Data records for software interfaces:
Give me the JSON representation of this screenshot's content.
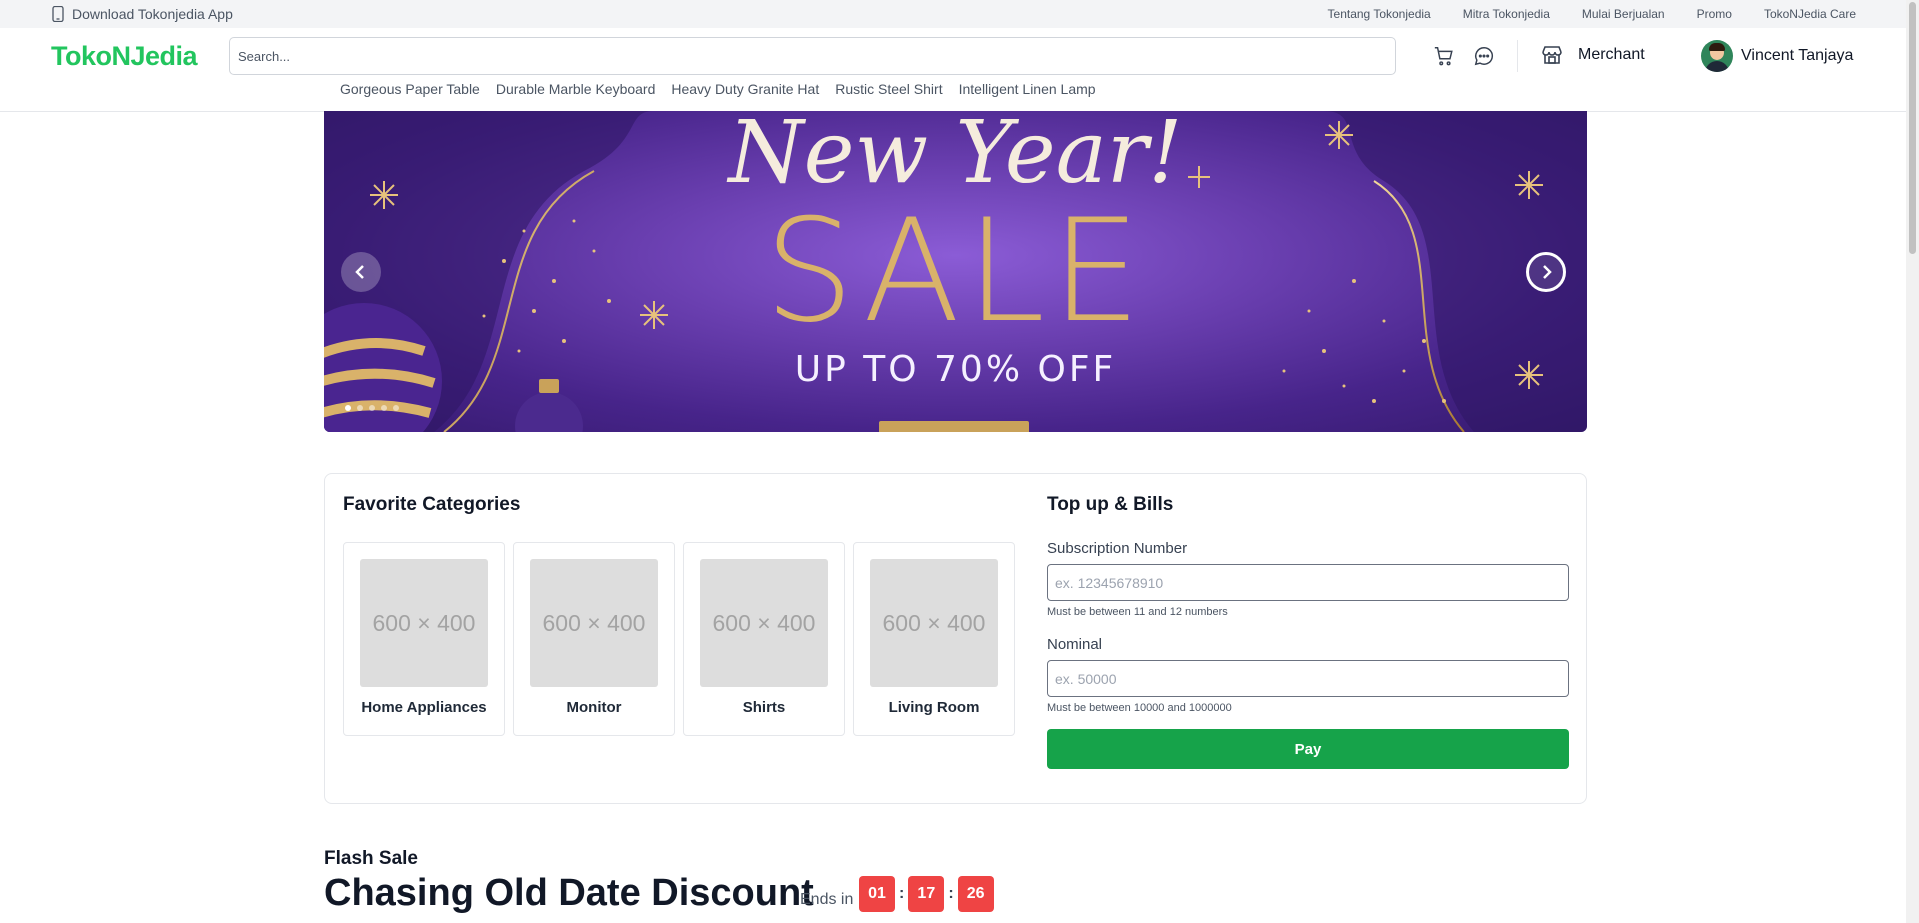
{
  "topbar": {
    "download_label": "Download Tokonjedia App",
    "links": [
      "Tentang Tokonjedia",
      "Mitra Tokonjedia",
      "Mulai Berjualan",
      "Promo",
      "TokoNJedia Care"
    ]
  },
  "header": {
    "logo": "TokoNJedia",
    "search_placeholder": "Search...",
    "merchant_label": "Merchant",
    "user_name": "Vincent Tanjaya",
    "quick_links": [
      "Gorgeous Paper Table",
      "Durable Marble Keyboard",
      "Heavy Duty Granite Hat",
      "Rustic Steel Shirt",
      "Intelligent Linen Lamp"
    ]
  },
  "banner": {
    "headline": "New Year!",
    "title": "SALE",
    "subtitle": "UP TO 70% OFF",
    "slide_count": 5,
    "active_slide": 1
  },
  "favorites": {
    "title": "Favorite Categories",
    "placeholder_text": "600 × 400",
    "items": [
      "Home Appliances",
      "Monitor",
      "Shirts",
      "Living Room"
    ]
  },
  "topup": {
    "title": "Top up & Bills",
    "subscription_label": "Subscription Number",
    "subscription_placeholder": "ex. 12345678910",
    "subscription_hint": "Must be between 11 and 12 numbers",
    "nominal_label": "Nominal",
    "nominal_placeholder": "ex. 50000",
    "nominal_hint": "Must be between 10000 and 1000000",
    "pay_label": "Pay"
  },
  "flash_sale": {
    "label": "Flash Sale",
    "title": "Chasing Old Date Discount",
    "ends_label": "Ends in",
    "hours": "01",
    "minutes": "17",
    "seconds": "26"
  },
  "colors": {
    "brand": "#22c55e",
    "pay_button": "#16a34a",
    "timer": "#ef4444",
    "banner_bg": "#5b2fa0"
  }
}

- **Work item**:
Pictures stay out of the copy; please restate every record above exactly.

- **Worked solution**:
Give me the JSON representation of this screenshot's content.
{
  "topbar": {
    "download_label": "Download Tokonjedia App",
    "links": [
      "Tentang Tokonjedia",
      "Mitra Tokonjedia",
      "Mulai Berjualan",
      "Promo",
      "TokoNJedia Care"
    ]
  },
  "header": {
    "logo": "TokoNJedia",
    "search_placeholder": "Search...",
    "merchant_label": "Merchant",
    "user_name": "Vincent Tanjaya",
    "quick_links": [
      "Gorgeous Paper Table",
      "Durable Marble Keyboard",
      "Heavy Duty Granite Hat",
      "Rustic Steel Shirt",
      "Intelligent Linen Lamp"
    ]
  },
  "banner": {
    "headline": "New Year!",
    "title": "SALE",
    "subtitle": "UP TO 70% OFF",
    "slide_count": 5,
    "active_slide": 1
  },
  "favorites": {
    "title": "Favorite Categories",
    "placeholder_text": "600 × 400",
    "items": [
      "Home Appliances",
      "Monitor",
      "Shirts",
      "Living Room"
    ]
  },
  "topup": {
    "title": "Top up & Bills",
    "subscription_label": "Subscription Number",
    "subscription_placeholder": "ex. 12345678910",
    "subscription_hint": "Must be between 11 and 12 numbers",
    "nominal_label": "Nominal",
    "nominal_placeholder": "ex. 50000",
    "nominal_hint": "Must be between 10000 and 1000000",
    "pay_label": "Pay"
  },
  "flash_sale": {
    "label": "Flash Sale",
    "title": "Chasing Old Date Discount",
    "ends_label": "Ends in",
    "hours": "01",
    "minutes": "17",
    "seconds": "26"
  },
  "colors": {
    "brand": "#22c55e",
    "pay_button": "#16a34a",
    "timer": "#ef4444",
    "banner_bg": "#5b2fa0"
  }
}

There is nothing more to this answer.